Everything You Need To Know About Columbus


He hoped to reach the Indies. That was the geographic term then in use for the eastern stretches of Asia, which included the fabled land of Cathay, the island of Cipangu (Japan), Burma, India, Indonesia, and the Moluccas.

A route to the Indies had for some time been the goal of Portuguese princes who sought a nautical path to trade in Oriental silks and spices. Convinced the way lay eastward via the southern coast of Africa, they staunchly backed the repeated attempts of their navigators to find it. Columbus was aware of these forays but stubbornly held to his view that the most direct route to the Indies lay not eastward but westward, by the Ocean Sea. He expected he might pass some islands along the way, but he had no idea he would come upon new continents.



Columbus sailed with a diminutive fleet of three-masted vessels: the Niña , the Pinta , and the Santa María . The Niña and the Pinta , classed as caravels, measured at about sixty tons each—that is, they could carry sixty Spanish tuns, a liquid measure, of wine. Lightly constructed, caravels were known for their speed. The Santa María was classed as a nao (a Spanish word for ship) and estimated at about ninety tons. This somewhat larger vessel was round and chunky, less graceful-looking than the caravels, and definitely less maneuverable.

Columbus was proud of his ships, as well he might be, since all three made it on a blind journey to a phantom destination. Still, he did have his troubles with them. On the third day out, the rudder of the Pinta jumped. He wrote in his diary that it was repaired off the Canary Islands “with great labor and diligence of the Admiral.” There, too, the Niña , which was lateen-rigged (outfitted with triangular sails hung at a forty-five- to sixty-degree angle to the deck), had to be fitted with square sails on yards parallel to the deck. Lateens could sail closer to the wind, but square-rigged vessels were easier to maneuver.

The Santa María was Columbus’s flagship, but the Niña became his favorite ( Niña was a nickname; the craft’s true name was the Santa Clara ). The Santa María ran aground in the New World, and Columbus came home aboard the Niña . Measured against today’s transoceanic vessels, Renaissance ships were pitifully small. Their average length of seventy to one hundred feet would be dwarfed by the nearly one thousand sleek feet of the Queen Elizabeth 2 .


The phrase Mundus Novus (New World) was coined by a Venetian printer in 1504. He lit on it as a title for a letter written by the Florentine explorer Amerigo Vespucci following the latter’s return from newly discovered Brazil. The phrase caught on. The revelation of an entirely unknown and inhabited world, credited to Vespucci, was far more sensational than Columbus’s report of a few islands and a new route to the Indies.

Moreover, Vespucci’s description of the New World, laden as it was with vivid accounts of cannibalism and sexual promiscuity among the natives, assured his account instant popularity. Columbus himself never used the phrase New World . His own characterization of the lands he discovered was Other World , a term perhaps more appropriate.

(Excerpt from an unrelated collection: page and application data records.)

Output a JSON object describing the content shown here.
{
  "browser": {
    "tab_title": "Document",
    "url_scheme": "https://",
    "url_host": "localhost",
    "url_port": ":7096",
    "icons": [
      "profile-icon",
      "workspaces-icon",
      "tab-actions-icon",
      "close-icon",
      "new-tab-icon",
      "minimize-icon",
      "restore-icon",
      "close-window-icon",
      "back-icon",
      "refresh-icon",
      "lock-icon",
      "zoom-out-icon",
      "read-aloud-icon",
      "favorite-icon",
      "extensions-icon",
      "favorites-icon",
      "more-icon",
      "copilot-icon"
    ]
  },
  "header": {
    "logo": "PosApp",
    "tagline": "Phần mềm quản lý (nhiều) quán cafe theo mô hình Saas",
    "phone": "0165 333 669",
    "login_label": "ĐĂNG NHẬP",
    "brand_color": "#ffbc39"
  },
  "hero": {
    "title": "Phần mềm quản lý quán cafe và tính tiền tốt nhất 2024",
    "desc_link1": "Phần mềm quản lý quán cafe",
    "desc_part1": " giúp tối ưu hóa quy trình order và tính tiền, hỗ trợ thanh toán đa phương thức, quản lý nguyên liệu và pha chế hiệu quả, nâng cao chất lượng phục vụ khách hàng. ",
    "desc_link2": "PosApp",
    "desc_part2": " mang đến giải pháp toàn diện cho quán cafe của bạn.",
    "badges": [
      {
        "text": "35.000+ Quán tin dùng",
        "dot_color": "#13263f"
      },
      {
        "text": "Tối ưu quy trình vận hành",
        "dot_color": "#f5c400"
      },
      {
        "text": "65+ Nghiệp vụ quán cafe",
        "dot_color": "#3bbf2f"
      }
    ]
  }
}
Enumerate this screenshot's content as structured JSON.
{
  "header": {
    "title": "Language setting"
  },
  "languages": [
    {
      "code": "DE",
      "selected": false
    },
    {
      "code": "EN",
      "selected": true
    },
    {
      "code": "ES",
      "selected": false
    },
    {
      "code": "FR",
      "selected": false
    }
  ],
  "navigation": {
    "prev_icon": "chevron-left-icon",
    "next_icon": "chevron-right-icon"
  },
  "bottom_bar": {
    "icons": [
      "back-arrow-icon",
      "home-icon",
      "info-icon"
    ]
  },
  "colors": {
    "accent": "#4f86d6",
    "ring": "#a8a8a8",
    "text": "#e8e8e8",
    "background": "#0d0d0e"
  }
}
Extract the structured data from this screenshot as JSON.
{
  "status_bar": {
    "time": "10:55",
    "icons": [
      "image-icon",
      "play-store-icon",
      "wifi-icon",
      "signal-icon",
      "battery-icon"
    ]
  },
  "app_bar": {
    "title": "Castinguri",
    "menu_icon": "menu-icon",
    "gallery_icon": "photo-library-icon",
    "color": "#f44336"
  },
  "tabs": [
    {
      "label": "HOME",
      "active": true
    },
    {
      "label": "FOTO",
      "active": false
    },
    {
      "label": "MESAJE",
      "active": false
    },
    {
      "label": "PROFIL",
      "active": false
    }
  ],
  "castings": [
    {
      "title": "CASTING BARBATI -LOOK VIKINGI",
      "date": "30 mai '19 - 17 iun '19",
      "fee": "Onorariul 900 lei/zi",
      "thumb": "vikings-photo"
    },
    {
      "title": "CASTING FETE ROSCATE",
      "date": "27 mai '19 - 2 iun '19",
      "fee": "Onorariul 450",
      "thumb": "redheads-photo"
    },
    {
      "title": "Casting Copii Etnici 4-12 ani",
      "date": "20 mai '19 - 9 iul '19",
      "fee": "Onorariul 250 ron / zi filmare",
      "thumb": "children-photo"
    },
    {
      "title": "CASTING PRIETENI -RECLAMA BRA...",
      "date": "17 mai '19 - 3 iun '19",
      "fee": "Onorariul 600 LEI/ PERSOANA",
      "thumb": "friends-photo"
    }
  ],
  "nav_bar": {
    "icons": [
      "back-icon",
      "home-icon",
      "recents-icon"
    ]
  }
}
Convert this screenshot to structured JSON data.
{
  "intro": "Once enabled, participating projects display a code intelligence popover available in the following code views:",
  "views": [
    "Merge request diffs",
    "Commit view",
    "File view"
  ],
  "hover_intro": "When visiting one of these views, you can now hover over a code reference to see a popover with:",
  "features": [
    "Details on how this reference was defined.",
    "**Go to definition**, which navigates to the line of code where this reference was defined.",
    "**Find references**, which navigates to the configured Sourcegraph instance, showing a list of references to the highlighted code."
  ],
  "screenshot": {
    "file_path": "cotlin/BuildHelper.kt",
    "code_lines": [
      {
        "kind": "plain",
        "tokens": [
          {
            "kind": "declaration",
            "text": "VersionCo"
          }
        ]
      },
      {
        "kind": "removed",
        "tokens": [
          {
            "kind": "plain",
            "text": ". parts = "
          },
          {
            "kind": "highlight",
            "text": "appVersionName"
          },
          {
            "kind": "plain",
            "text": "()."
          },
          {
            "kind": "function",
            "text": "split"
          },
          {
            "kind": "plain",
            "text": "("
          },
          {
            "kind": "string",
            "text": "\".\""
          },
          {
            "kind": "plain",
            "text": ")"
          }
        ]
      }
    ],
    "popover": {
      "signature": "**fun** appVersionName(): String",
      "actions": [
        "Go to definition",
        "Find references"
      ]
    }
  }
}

That other world was, of course, not new, but to this day we tend to date the history of the Americas in terms of the five centuries since Columbus’s landing there—the relatively brief span since European intervention. Shakespeare comes to the point in The Tempest when he has Miranda exclaim, “O brave new world, / That has such people in ’t!” and Prospero replies, “Tis new to thee.”


He had no real idea. He imagined that he had reached the Indies, and he promptly spoke of the natives he encountered as Indians. But nothing he saw in the Caribbean coincided with descriptions of the East. Instead of sophisticated Orientals dressed in sumptuous brocaded coats, he found naked inhabitants who seemed gentle and naive. Instead of the glittering city with golden-roofed temples that Marco Polo had recounted, there were simple huts. It was all rather baffling. Columbus pressed on from island to island, and when he reached Cuba, which he named La IsIa Juana, he followed its coast west. “I found it to be so long,” he wrote, “that I thought it must be the mainland, the province of Catayo [in China]. And since there were neither towns nor cities on the coast, but only small villages, with the people of which I could not have speech because they all fled forthwith, I went forward on the same course, thinking that I should not fail to find great cities and towns.”